BEGIN RECORDS

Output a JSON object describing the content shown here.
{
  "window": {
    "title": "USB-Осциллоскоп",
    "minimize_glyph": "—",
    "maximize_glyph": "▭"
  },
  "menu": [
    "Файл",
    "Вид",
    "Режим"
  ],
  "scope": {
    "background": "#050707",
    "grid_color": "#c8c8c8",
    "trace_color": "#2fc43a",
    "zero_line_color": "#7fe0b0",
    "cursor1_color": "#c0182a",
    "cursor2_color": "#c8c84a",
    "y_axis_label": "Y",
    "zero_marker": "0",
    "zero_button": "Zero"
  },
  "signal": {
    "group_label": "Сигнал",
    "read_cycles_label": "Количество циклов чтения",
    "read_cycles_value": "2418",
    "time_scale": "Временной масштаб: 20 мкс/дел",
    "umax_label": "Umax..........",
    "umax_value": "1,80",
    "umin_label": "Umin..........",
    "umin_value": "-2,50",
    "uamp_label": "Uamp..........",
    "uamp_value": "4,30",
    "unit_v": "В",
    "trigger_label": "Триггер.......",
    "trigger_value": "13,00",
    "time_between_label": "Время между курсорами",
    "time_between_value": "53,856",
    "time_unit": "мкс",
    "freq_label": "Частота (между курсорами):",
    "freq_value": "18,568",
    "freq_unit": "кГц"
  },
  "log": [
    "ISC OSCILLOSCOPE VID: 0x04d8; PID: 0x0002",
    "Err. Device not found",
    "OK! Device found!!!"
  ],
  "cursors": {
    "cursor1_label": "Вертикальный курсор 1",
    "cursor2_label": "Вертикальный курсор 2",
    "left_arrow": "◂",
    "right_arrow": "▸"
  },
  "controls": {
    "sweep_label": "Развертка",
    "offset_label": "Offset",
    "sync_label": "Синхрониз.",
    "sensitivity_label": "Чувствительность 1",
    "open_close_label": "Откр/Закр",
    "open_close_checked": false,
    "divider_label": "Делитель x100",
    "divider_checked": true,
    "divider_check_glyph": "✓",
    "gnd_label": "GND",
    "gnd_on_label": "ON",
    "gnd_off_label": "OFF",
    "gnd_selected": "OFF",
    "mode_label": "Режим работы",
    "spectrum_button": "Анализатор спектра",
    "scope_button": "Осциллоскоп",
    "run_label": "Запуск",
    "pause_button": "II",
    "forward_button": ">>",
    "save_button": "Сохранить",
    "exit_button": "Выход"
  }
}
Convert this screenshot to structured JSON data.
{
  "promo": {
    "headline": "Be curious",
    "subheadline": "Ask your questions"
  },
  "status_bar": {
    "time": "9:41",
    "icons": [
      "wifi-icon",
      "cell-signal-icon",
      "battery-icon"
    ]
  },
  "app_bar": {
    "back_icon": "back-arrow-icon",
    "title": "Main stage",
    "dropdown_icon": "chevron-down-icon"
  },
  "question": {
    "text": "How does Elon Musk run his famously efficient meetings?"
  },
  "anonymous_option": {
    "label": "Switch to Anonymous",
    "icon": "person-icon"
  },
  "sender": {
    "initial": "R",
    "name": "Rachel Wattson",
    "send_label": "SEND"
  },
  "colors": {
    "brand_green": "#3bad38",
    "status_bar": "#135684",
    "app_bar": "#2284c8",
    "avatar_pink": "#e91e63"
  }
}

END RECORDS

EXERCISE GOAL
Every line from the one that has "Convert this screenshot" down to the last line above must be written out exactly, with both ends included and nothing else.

ANSWER BELOW
Convert this screenshot to structured JSON data.
{
  "promo": {
    "headline": "Be curious",
    "subheadline": "Ask your questions"
  },
  "status_bar": {
    "time": "9:41",
    "icons": [
      "wifi-icon",
      "cell-signal-icon",
      "battery-icon"
    ]
  },
  "app_bar": {
    "back_icon": "back-arrow-icon",
    "title": "Main stage",
    "dropdown_icon": "chevron-down-icon"
  },
  "question": {
    "text": "How does Elon Musk run his famously efficient meetings?"
  },
  "anonymous_option": {
    "label": "Switch to Anonymous",
    "icon": "person-icon"
  },
  "sender": {
    "initial": "R",
    "name": "Rachel Wattson",
    "send_label": "SEND"
  },
  "colors": {
    "brand_green": "#3bad38",
    "status_bar": "#135684",
    "app_bar": "#2284c8",
    "avatar_pink": "#e91e63"
  }
}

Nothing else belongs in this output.